Records from a collection:
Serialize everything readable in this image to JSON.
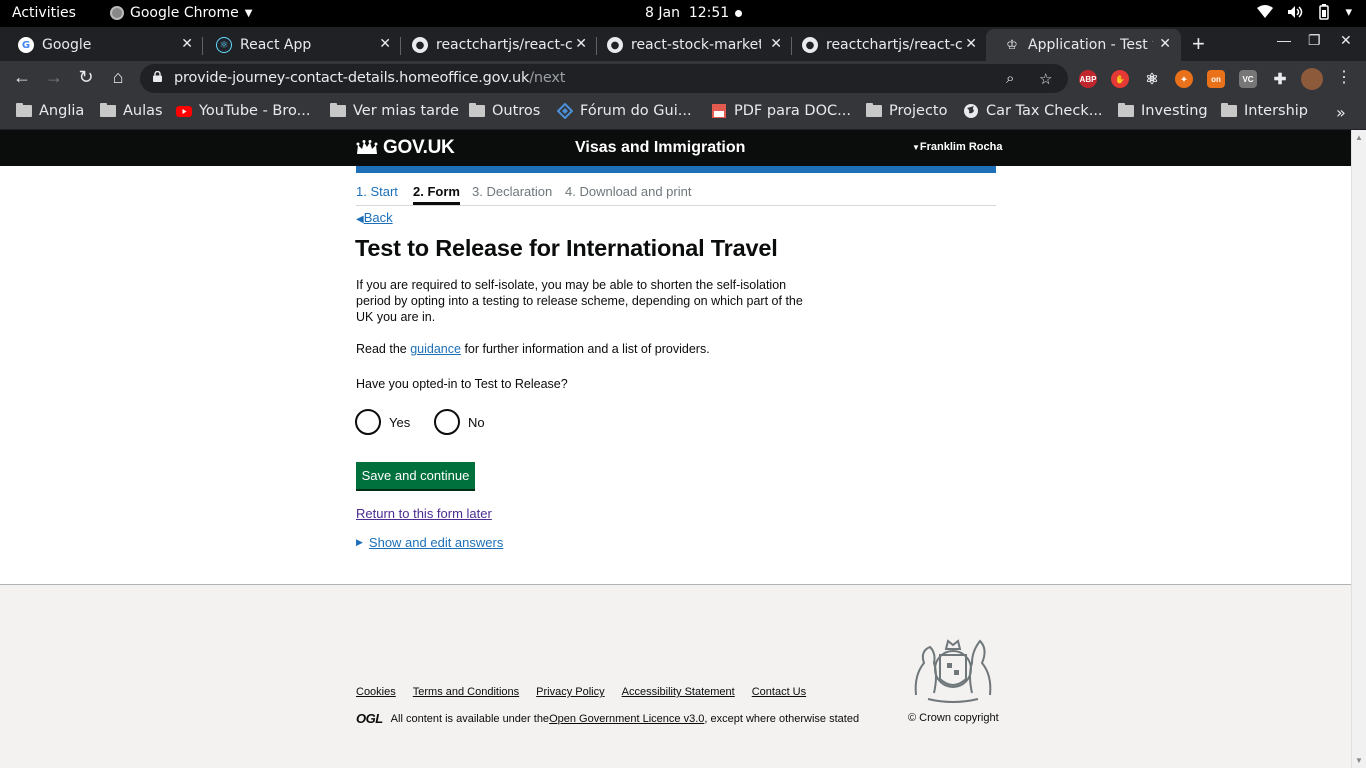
{
  "topbar": {
    "activities": "Activities",
    "app": "Google Chrome",
    "date": "8 Jan",
    "time": "12:51"
  },
  "tabs": [
    {
      "title": "Google",
      "icon": "google-icon"
    },
    {
      "title": "React App",
      "icon": "react-icon"
    },
    {
      "title": "reactchartjs/react-c",
      "icon": "github-icon"
    },
    {
      "title": "react-stock-market-",
      "icon": "github-icon"
    },
    {
      "title": "reactchartjs/react-c",
      "icon": "github-icon"
    },
    {
      "title": "Application - Test to",
      "icon": "govuk-crown-icon"
    }
  ],
  "toolbar": {
    "url_host": "provide-journey-contact-details.homeoffice.gov.uk",
    "url_path": "/next"
  },
  "bookmarks": [
    {
      "label": "Anglia",
      "type": "folder"
    },
    {
      "label": "Aulas",
      "type": "folder"
    },
    {
      "label": "YouTube - Bro...",
      "type": "youtube"
    },
    {
      "label": "Ver mias tarde",
      "type": "folder"
    },
    {
      "label": "Outros",
      "type": "folder"
    },
    {
      "label": "Fórum do Gui...",
      "type": "site"
    },
    {
      "label": "PDF para DOC...",
      "type": "pdf"
    },
    {
      "label": "Projecto",
      "type": "folder"
    },
    {
      "label": "Car Tax Check...",
      "type": "globe"
    },
    {
      "label": "Investing",
      "type": "folder"
    },
    {
      "label": "Intership",
      "type": "folder"
    }
  ],
  "gov": {
    "logo": "GOV.UK",
    "service": "Visas and Immigration",
    "user": "Franklim Rocha"
  },
  "steps": [
    {
      "label": "1. Start",
      "state": "link"
    },
    {
      "label": "2. Form",
      "state": "current"
    },
    {
      "label": "3. Declaration",
      "state": "inactive"
    },
    {
      "label": "4. Download and print",
      "state": "inactive"
    }
  ],
  "form": {
    "back": "Back",
    "title": "Test to Release for International Travel",
    "intro": "If you are required to self-isolate, you may be able to shorten the self-isolation period by opting into a testing to release scheme, depending on which part of the UK you are in.",
    "read_prefix": "Read the ",
    "read_link": "guidance",
    "read_suffix": " for further information and a list of providers.",
    "question": "Have you opted-in to Test to Release?",
    "option_yes": "Yes",
    "option_no": "No",
    "submit": "Save and continue",
    "return_link": "Return to this form later",
    "details": "Show and edit answers"
  },
  "footer": {
    "links": [
      "Cookies",
      "Terms and Conditions",
      "Privacy Policy",
      "Accessibility Statement",
      "Contact Us"
    ],
    "ogl": "OGL",
    "licence_prefix": "All content is available under the ",
    "licence_link": "Open Government Licence v3.0",
    "licence_suffix": ", except where otherwise stated",
    "copyright": "© Crown copyright"
  },
  "colors": {
    "gov_blue": "#1d70b8",
    "gov_green": "#00703c",
    "gov_black": "#0b0c0c",
    "footer_bg": "#f3f2f1"
  }
}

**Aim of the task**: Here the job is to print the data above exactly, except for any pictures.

**Written answer**:
Serialize everything readable in this image to JSON.
{
  "topbar": {
    "activities": "Activities",
    "app": "Google Chrome",
    "date": "8 Jan",
    "time": "12:51"
  },
  "tabs": [
    {
      "title": "Google",
      "icon": "google-icon"
    },
    {
      "title": "React App",
      "icon": "react-icon"
    },
    {
      "title": "reactchartjs/react-c",
      "icon": "github-icon"
    },
    {
      "title": "react-stock-market-",
      "icon": "github-icon"
    },
    {
      "title": "reactchartjs/react-c",
      "icon": "github-icon"
    },
    {
      "title": "Application - Test to",
      "icon": "govuk-crown-icon"
    }
  ],
  "toolbar": {
    "url_host": "provide-journey-contact-details.homeoffice.gov.uk",
    "url_path": "/next"
  },
  "bookmarks": [
    {
      "label": "Anglia",
      "type": "folder"
    },
    {
      "label": "Aulas",
      "type": "folder"
    },
    {
      "label": "YouTube - Bro...",
      "type": "youtube"
    },
    {
      "label": "Ver mias tarde",
      "type": "folder"
    },
    {
      "label": "Outros",
      "type": "folder"
    },
    {
      "label": "Fórum do Gui...",
      "type": "site"
    },
    {
      "label": "PDF para DOC...",
      "type": "pdf"
    },
    {
      "label": "Projecto",
      "type": "folder"
    },
    {
      "label": "Car Tax Check...",
      "type": "globe"
    },
    {
      "label": "Investing",
      "type": "folder"
    },
    {
      "label": "Intership",
      "type": "folder"
    }
  ],
  "gov": {
    "logo": "GOV.UK",
    "service": "Visas and Immigration",
    "user": "Franklim Rocha"
  },
  "steps": [
    {
      "label": "1. Start",
      "state": "link"
    },
    {
      "label": "2. Form",
      "state": "current"
    },
    {
      "label": "3. Declaration",
      "state": "inactive"
    },
    {
      "label": "4. Download and print",
      "state": "inactive"
    }
  ],
  "form": {
    "back": "Back",
    "title": "Test to Release for International Travel",
    "intro": "If you are required to self-isolate, you may be able to shorten the self-isolation period by opting into a testing to release scheme, depending on which part of the UK you are in.",
    "read_prefix": "Read the ",
    "read_link": "guidance",
    "read_suffix": " for further information and a list of providers.",
    "question": "Have you opted-in to Test to Release?",
    "option_yes": "Yes",
    "option_no": "No",
    "submit": "Save and continue",
    "return_link": "Return to this form later",
    "details": "Show and edit answers"
  },
  "footer": {
    "links": [
      "Cookies",
      "Terms and Conditions",
      "Privacy Policy",
      "Accessibility Statement",
      "Contact Us"
    ],
    "ogl": "OGL",
    "licence_prefix": "All content is available under the ",
    "licence_link": "Open Government Licence v3.0",
    "licence_suffix": ", except where otherwise stated",
    "copyright": "© Crown copyright"
  },
  "colors": {
    "gov_blue": "#1d70b8",
    "gov_green": "#00703c",
    "gov_black": "#0b0c0c",
    "footer_bg": "#f3f2f1"
  }
}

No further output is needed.